* **Task details**
Please say how many lines in the entries below hold the string "number", with no other words.

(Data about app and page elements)
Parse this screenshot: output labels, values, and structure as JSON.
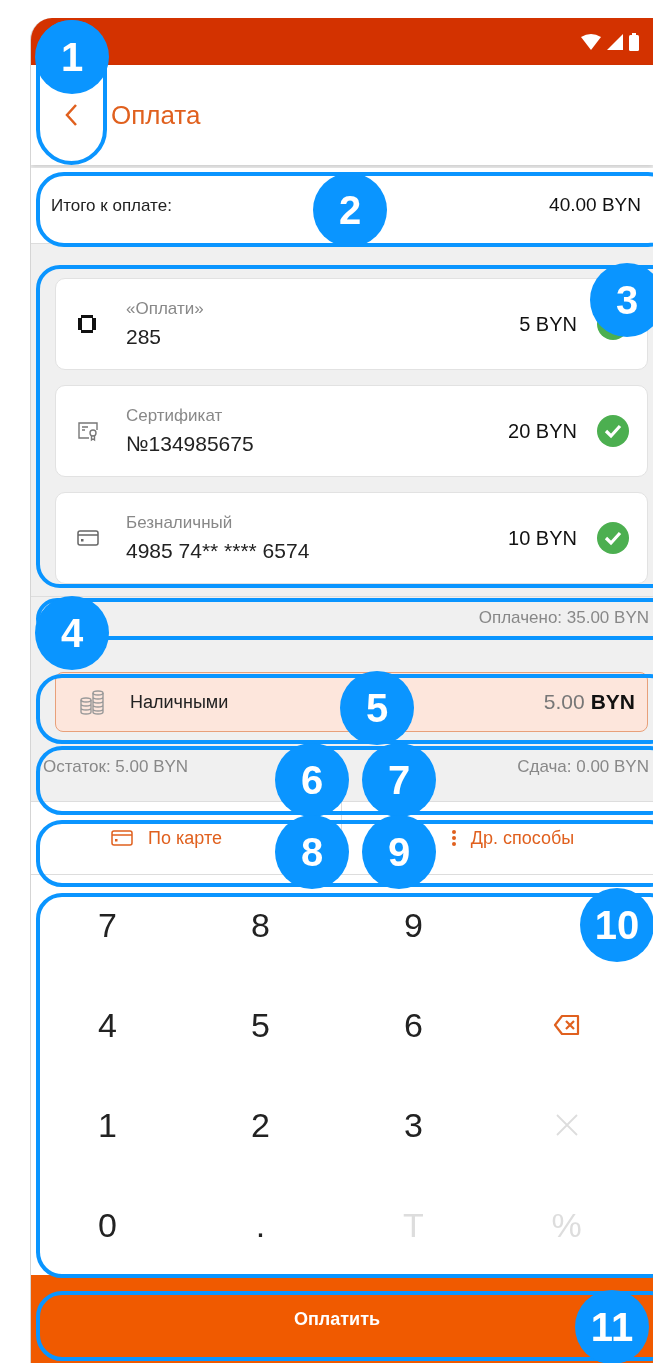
{
  "header": {
    "title": "Оплата"
  },
  "total": {
    "label": "Итого к оплате:",
    "amount": "40.00 BYN"
  },
  "payments": [
    {
      "kind": "wallet",
      "type_label": "«Оплати»",
      "value": "285",
      "amount": "5 BYN",
      "confirmed": true
    },
    {
      "kind": "certificate",
      "type_label": "Сертификат",
      "value": "№134985675",
      "amount": "20 BYN",
      "confirmed": true
    },
    {
      "kind": "card",
      "type_label": "Безналичный",
      "value": "4985 74** **** 6574",
      "amount": "10 BYN",
      "confirmed": true
    }
  ],
  "paid": "Оплачено: 35.00 BYN",
  "cash": {
    "label": "Наличными",
    "amount": "5.00",
    "currency": "BYN",
    "selected": true
  },
  "remainder": "Остаток: 5.00 BYN",
  "change": "Сдача: 0.00 BYN",
  "method_buttons": [
    {
      "kind": "card",
      "label": "По карте"
    },
    {
      "kind": "more",
      "label": "Др. способы"
    }
  ],
  "keypad": [
    {
      "kind": "text",
      "label": "7",
      "disabled": false
    },
    {
      "kind": "text",
      "label": "8",
      "disabled": false
    },
    {
      "kind": "text",
      "label": "9",
      "disabled": false
    },
    {
      "kind": "blank"
    },
    {
      "kind": "text",
      "label": "4",
      "disabled": false
    },
    {
      "kind": "text",
      "label": "5",
      "disabled": false
    },
    {
      "kind": "text",
      "label": "6",
      "disabled": false
    },
    {
      "kind": "backspace",
      "disabled": false
    },
    {
      "kind": "text",
      "label": "1",
      "disabled": false
    },
    {
      "kind": "text",
      "label": "2",
      "disabled": false
    },
    {
      "kind": "text",
      "label": "3",
      "disabled": false
    },
    {
      "kind": "multiply",
      "disabled": true
    },
    {
      "kind": "text",
      "label": "0",
      "disabled": false
    },
    {
      "kind": "text",
      "label": ".",
      "disabled": false
    },
    {
      "kind": "text",
      "label": "T",
      "disabled": true
    },
    {
      "kind": "text",
      "label": "%",
      "disabled": true
    }
  ],
  "pay_button": "Оплатить",
  "callouts": [
    {
      "number": "1"
    },
    {
      "number": "2"
    },
    {
      "number": "3"
    },
    {
      "number": "4"
    },
    {
      "number": "5"
    },
    {
      "number": "6"
    },
    {
      "number": "7"
    },
    {
      "number": "8"
    },
    {
      "number": "9"
    },
    {
      "number": "10"
    },
    {
      "number": "11"
    }
  ]
}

* **Reply to the task**
11